		fmt.Println("exception catched") // print
		try.Throw()                      // rethrow current exception!!
	})
}

4. Nested

package main

import (
	"fmt"
	"github.com/manucorporat/try"
)

func main() {
	try.This(func() {
		try.This(func() {
			panic("my panic")

		}).Catch(func(e try.E) {
			fmt.Println("fixing stuff") // print
			try.Throw()                 // rethrow current exception!!
		})

	}).Catch(func(e try.E) {
		// print
		fmt.Println(e)
	})
	fmt.Println("hey")
}

prints

fixing stuff
my panic
hey

Full covered with unit tests

Different cases of try/catch/finally

This Go package has the same behaviour than the implementation of exceptions in Java, C++ and Python.

1. No crash at all

try {
	print "1"
} catch(err) {
	print "2"
	print err
} finally {
	print "3"
}
print "4"

prints

1
3
4

2. Throw in try

try {
	print "1"
	throw "exception 1"
} catch(err) {
	print "2"
	print err
} finally {
	print "3"
}
print "4"

prints

1
2
exception 1
3
4

3. Throw in try and catch

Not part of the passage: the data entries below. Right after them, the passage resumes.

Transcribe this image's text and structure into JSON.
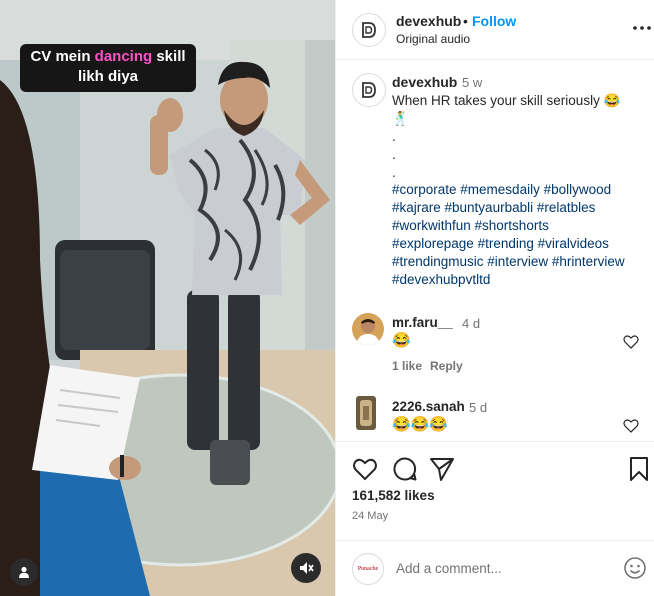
{
  "video": {
    "overlay_text_before": "CV mein ",
    "overlay_text_highlight": "dancing",
    "overlay_text_after": " skill",
    "overlay_text_line2": "likh diya",
    "highlight_color": "#ff52c8"
  },
  "header": {
    "username": "devexhub",
    "separator": "•",
    "follow_label": "Follow",
    "audio_label": "Original audio",
    "more_icon": "more-horizontal-icon"
  },
  "post_caption": {
    "username": "devexhub",
    "time": "5 w",
    "text": "When HR takes your skill seriously 😂",
    "emoji_line": "🕺",
    "dots": [
      ".",
      ".",
      "."
    ],
    "hashtag_lines": [
      "#corporate #memesdaily #bollywood",
      "#kajrare #buntyaurbabli #relatbles",
      "#workwithfun #shortshorts",
      "#explorepage #trending #viralvideos",
      "#trendingmusic #interview #hrinterview",
      "#devexhubpvtltd"
    ]
  },
  "comments": [
    {
      "username": "mr.faru__",
      "time": "4 d",
      "text": "😂",
      "likes": "1 like",
      "reply_label": "Reply"
    },
    {
      "username": "2226.sanah",
      "time": "5 d",
      "text": "😂😂😂"
    }
  ],
  "actions": {
    "like_icon": "heart-icon",
    "comment_icon": "comment-icon",
    "share_icon": "share-icon",
    "save_icon": "bookmark-icon",
    "likes_count": "161,582 likes",
    "date": "24 May"
  },
  "add_comment": {
    "placeholder": "Add a comment...",
    "avatar_text": "Punache"
  },
  "colors": {
    "link_blue": "#0095f6",
    "hashtag": "#00376b",
    "muted": "#737373",
    "border": "#efefef"
  }
}
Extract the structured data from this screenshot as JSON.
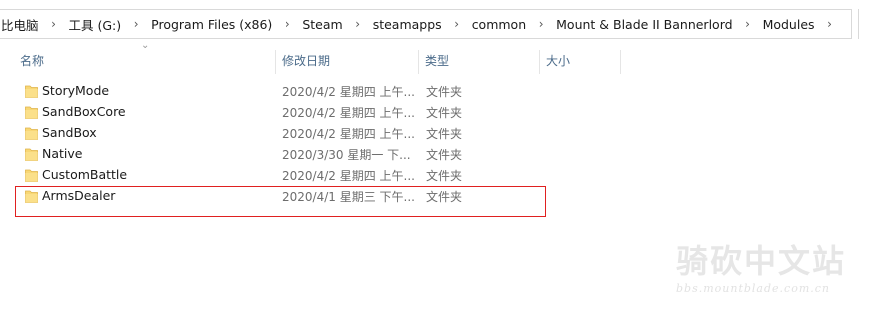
{
  "breadcrumb": [
    "比电脑",
    "工具 (G:)",
    "Program Files (x86)",
    "Steam",
    "steamapps",
    "common",
    "Mount & Blade II Bannerlord",
    "Modules"
  ],
  "columns": {
    "name": "名称",
    "date": "修改日期",
    "type": "类型",
    "size": "大小"
  },
  "files": [
    {
      "name": "StoryMode",
      "date": "2020/4/2 星期四 上午...",
      "type": "文件夹"
    },
    {
      "name": "SandBoxCore",
      "date": "2020/4/2 星期四 上午...",
      "type": "文件夹"
    },
    {
      "name": "SandBox",
      "date": "2020/4/2 星期四 上午...",
      "type": "文件夹"
    },
    {
      "name": "Native",
      "date": "2020/3/30 星期一 下...",
      "type": "文件夹"
    },
    {
      "name": "CustomBattle",
      "date": "2020/4/2 星期四 上午...",
      "type": "文件夹"
    },
    {
      "name": "ArmsDealer",
      "date": "2020/4/1 星期三 下午...",
      "type": "文件夹"
    }
  ],
  "highlighted_item": "ArmsDealer",
  "watermark": {
    "title": "骑砍中文站",
    "url": "bbs.mountblade.com.cn"
  },
  "colors": {
    "highlight_border": "#e02020",
    "folder_yellow": "#f8d775",
    "header_text": "#4b6b8a"
  }
}
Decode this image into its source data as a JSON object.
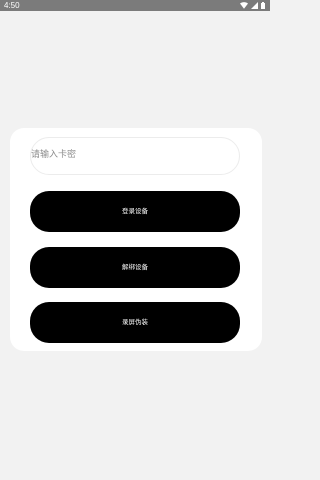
{
  "status_bar": {
    "time": "4:50",
    "icons": [
      "wifi-icon",
      "signal-icon",
      "battery-icon"
    ]
  },
  "card_key_input": {
    "placeholder": "请输入卡密"
  },
  "buttons": {
    "login_device": "登录设备",
    "unbind_device": "解绑设备",
    "screen_record_disguise": "录屏伪装"
  }
}
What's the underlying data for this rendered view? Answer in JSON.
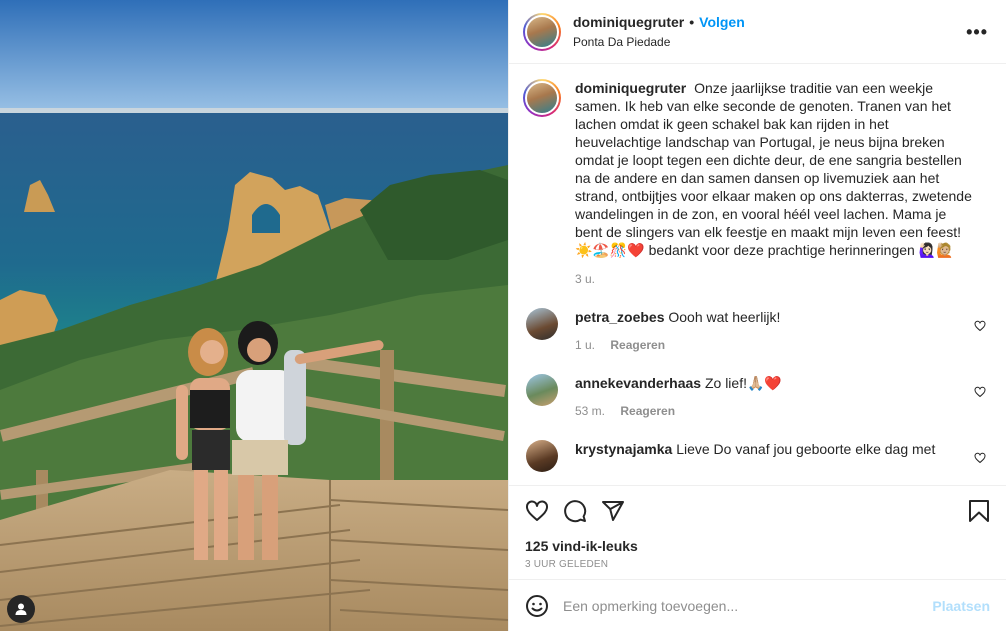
{
  "post": {
    "username": "dominiquegruter",
    "dot": "•",
    "follow_label": "Volgen",
    "location": "Ponta Da Piedade",
    "more_label": "•••"
  },
  "caption": {
    "username": "dominiquegruter",
    "text": "Onze jaarlijkse traditie van een weekje samen. Ik heb van elke seconde de genoten. Tranen van het lachen omdat ik geen schakel bak kan rijden in het heuvelachtige landschap van Portugal, je neus bijna breken omdat je loopt tegen een dichte deur, de ene sangria bestellen na de andere en dan samen dansen op livemuziek aan het strand, ontbijtjes voor elkaar maken op ons dakterras, zwetende wandelingen in de zon, en vooral héél veel lachen. Mama je bent de slingers van elk feestje en maakt mijn leven een feest! ☀️🏖️🎊❤️ bedankt voor deze prachtige herinneringen 🙋🏻‍♀️🙋🏼",
    "time": "3 u."
  },
  "comments": [
    {
      "username": "petra_zoebes",
      "text": "Oooh wat heerlijk!",
      "time": "1 u.",
      "reply_label": "Reageren"
    },
    {
      "username": "annekevanderhaas",
      "text": "Zo lief!🙏🏼❤️",
      "time": "53 m.",
      "reply_label": "Reageren"
    },
    {
      "username": "krystynajamka",
      "text": "Lieve Do vanaf jou geboorte elke dag met",
      "time": "",
      "reply_label": ""
    }
  ],
  "engagement": {
    "likes": "125 vind-ik-leuks",
    "time_ago": "3 UUR GELEDEN"
  },
  "composer": {
    "placeholder": "Een opmerking toevoegen...",
    "post_label": "Plaatsen"
  },
  "icons": {
    "like": "heart-icon",
    "comment": "comment-icon",
    "share": "share-icon",
    "save": "bookmark-icon",
    "emoji": "emoji-icon",
    "more": "more-icon",
    "tag": "user-tag-icon"
  },
  "colors": {
    "accent": "#0095f6",
    "post_disabled": "#b2dffc",
    "muted": "#8e8e8e",
    "text": "#262626"
  }
}
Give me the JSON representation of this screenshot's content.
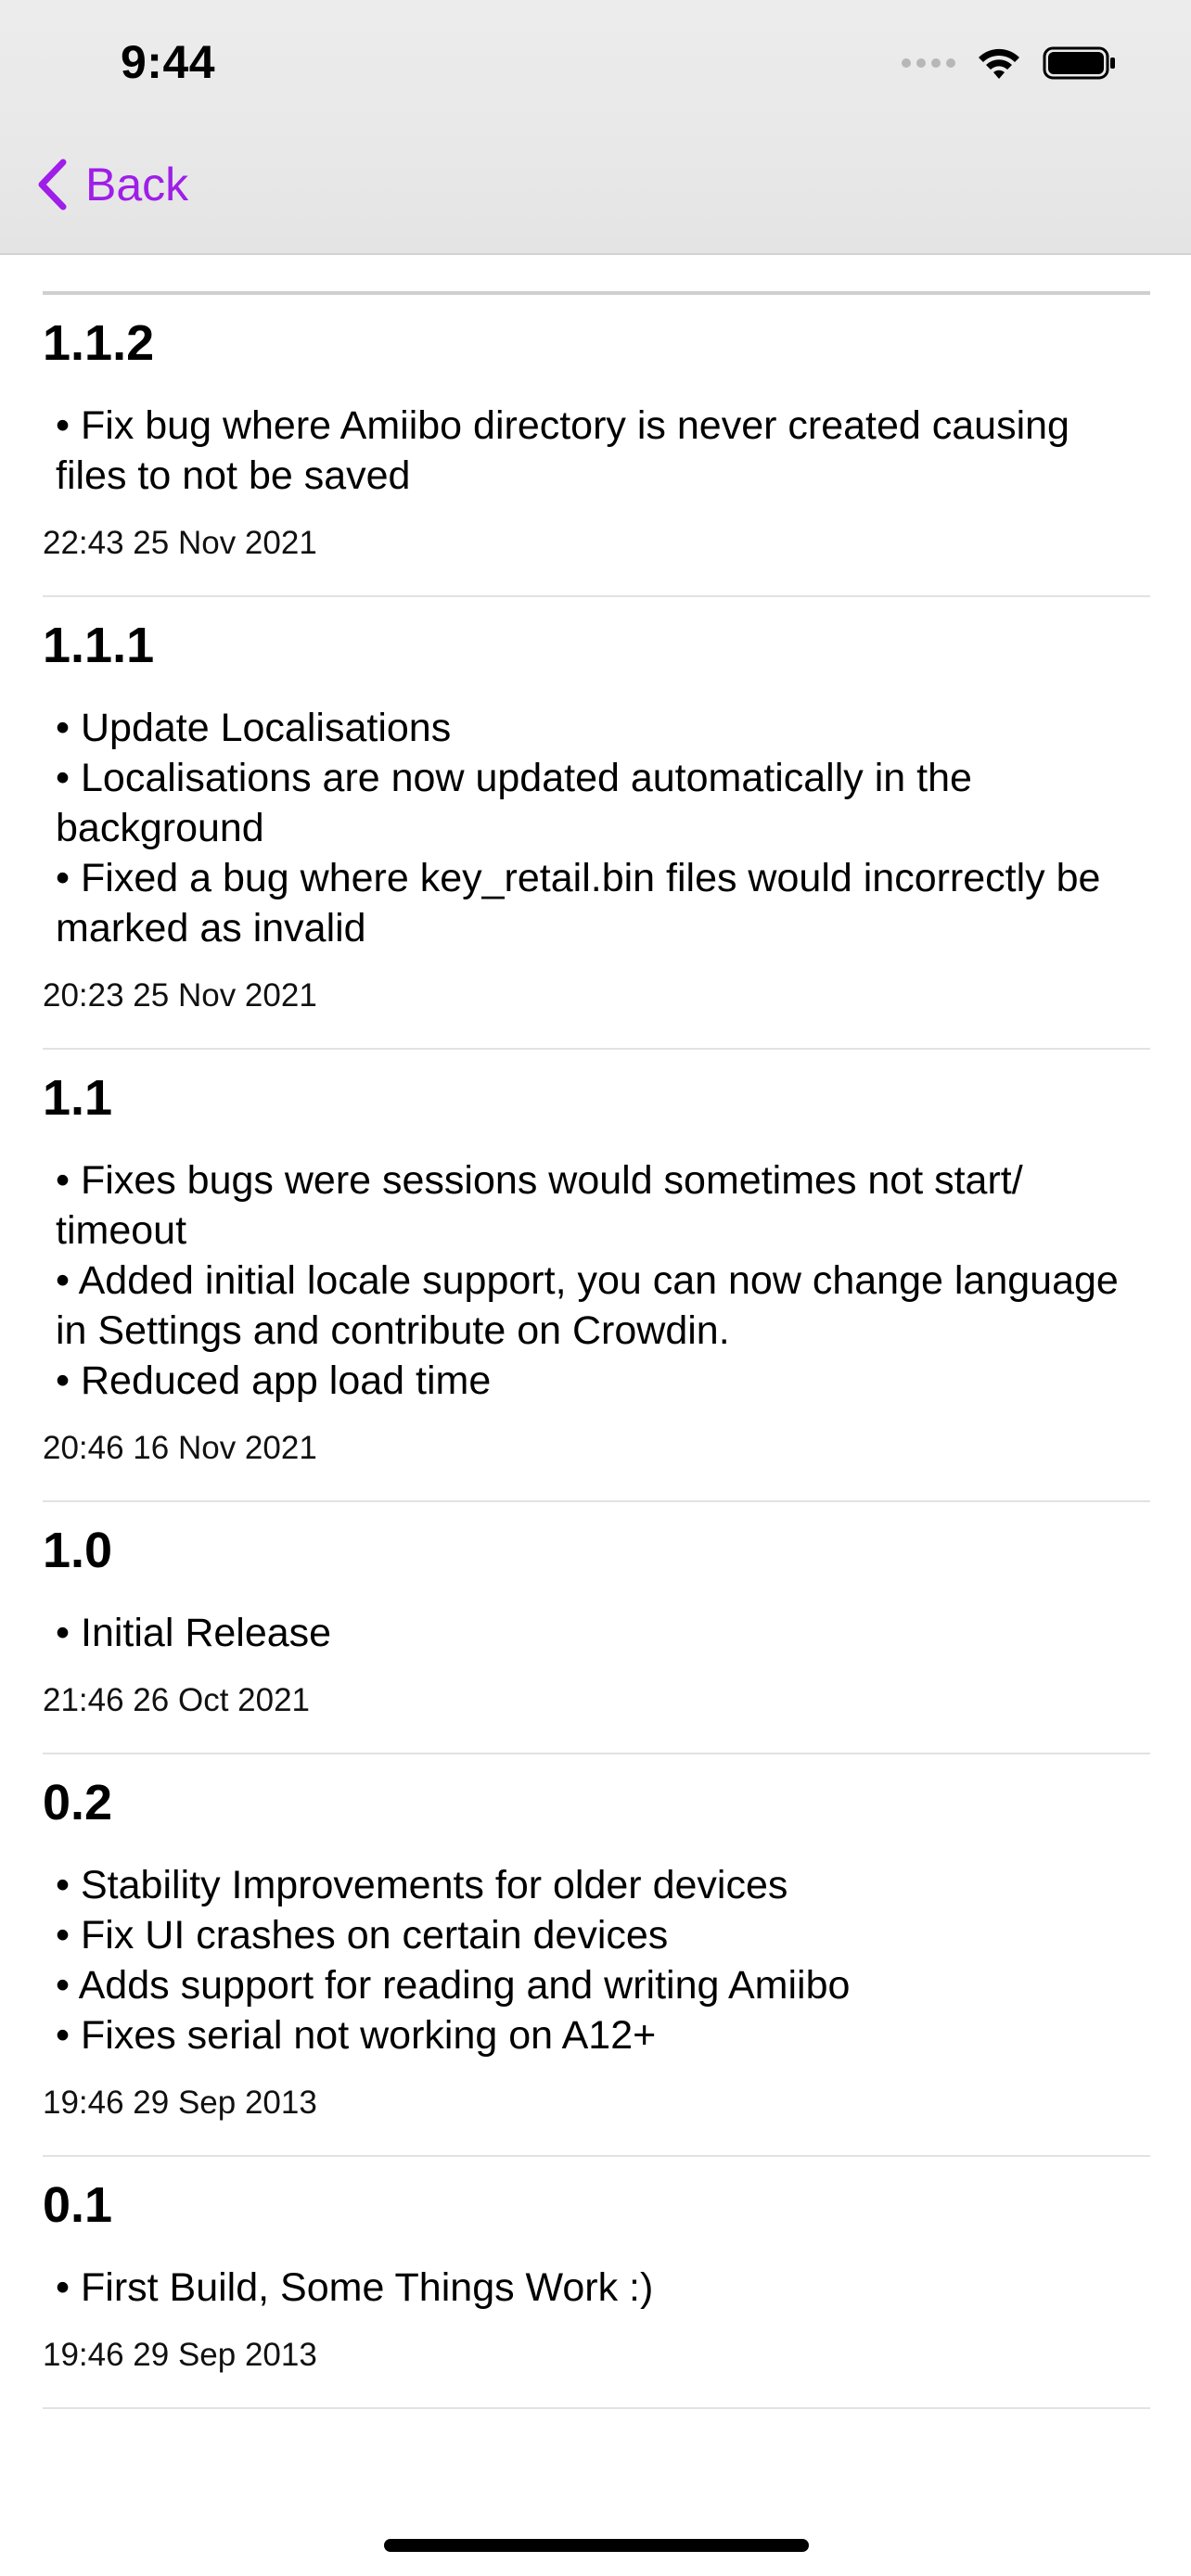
{
  "status_bar": {
    "time": "9:44"
  },
  "nav": {
    "back_label": "Back"
  },
  "entries": [
    {
      "version": "1.1.2",
      "notes": [
        "• Fix bug where Amiibo directory is never created causing files to not be saved"
      ],
      "date": "22:43 25 Nov 2021"
    },
    {
      "version": "1.1.1",
      "notes": [
        "• Update Localisations",
        "• Localisations are now updated automatically in the background",
        "• Fixed a bug where key_retail.bin files would incorrectly be marked as invalid"
      ],
      "date": "20:23 25 Nov 2021"
    },
    {
      "version": "1.1",
      "notes": [
        "• Fixes bugs were sessions would sometimes not start/ timeout",
        "• Added initial locale support, you can now change language in Settings and contribute on Crowdin.",
        "• Reduced app load time"
      ],
      "date": "20:46 16 Nov 2021"
    },
    {
      "version": "1.0",
      "notes": [
        "• Initial Release"
      ],
      "date": "21:46 26 Oct 2021"
    },
    {
      "version": "0.2",
      "notes": [
        "• Stability Improvements for older devices",
        "• Fix UI crashes on certain devices",
        "• Adds support for reading and writing Amiibo",
        "• Fixes serial not working on A12+"
      ],
      "date": "19:46 29 Sep 2013"
    },
    {
      "version": "0.1",
      "notes": [
        "• First Build, Some Things Work :)"
      ],
      "date": "19:46 29 Sep 2013"
    }
  ],
  "colors": {
    "accent": "#9f1ee8",
    "separator": "#e2e2e2"
  }
}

try {
	print "1"
	throw "exception 1"
} catch(err) {
	print "2"
	throw "exception 2"
} finally {
	print "3"
}
print "4"

prints

1
2
3
---> uncatched exception 2

4. Throw in try, catch and finally

try {
	print "1"
	throw "exception 1"
} catch(err) {
	print "2"
	throw "exception 2"
} finally {
	print "3"
	throw "exception 3"
}
print "4"

prints

1
2
3
---> uncatched exception 3

yes! "exception 2" was throwed but "overwritten" by "exception 3"

5. finally is optional

try {
	print "1"
	throw "exception 1"
} catch(err) {
	print "2"
	throw "exception 2"
}
print "4"

prints

1
2
---> uncatched exception 2

5. Rethrowing exceptions

try {
	print "1"
	throw "exception 1"
} catch() {
	print "2"
	throw
}
print "4"

prints

1
2
---> uncatched exception 1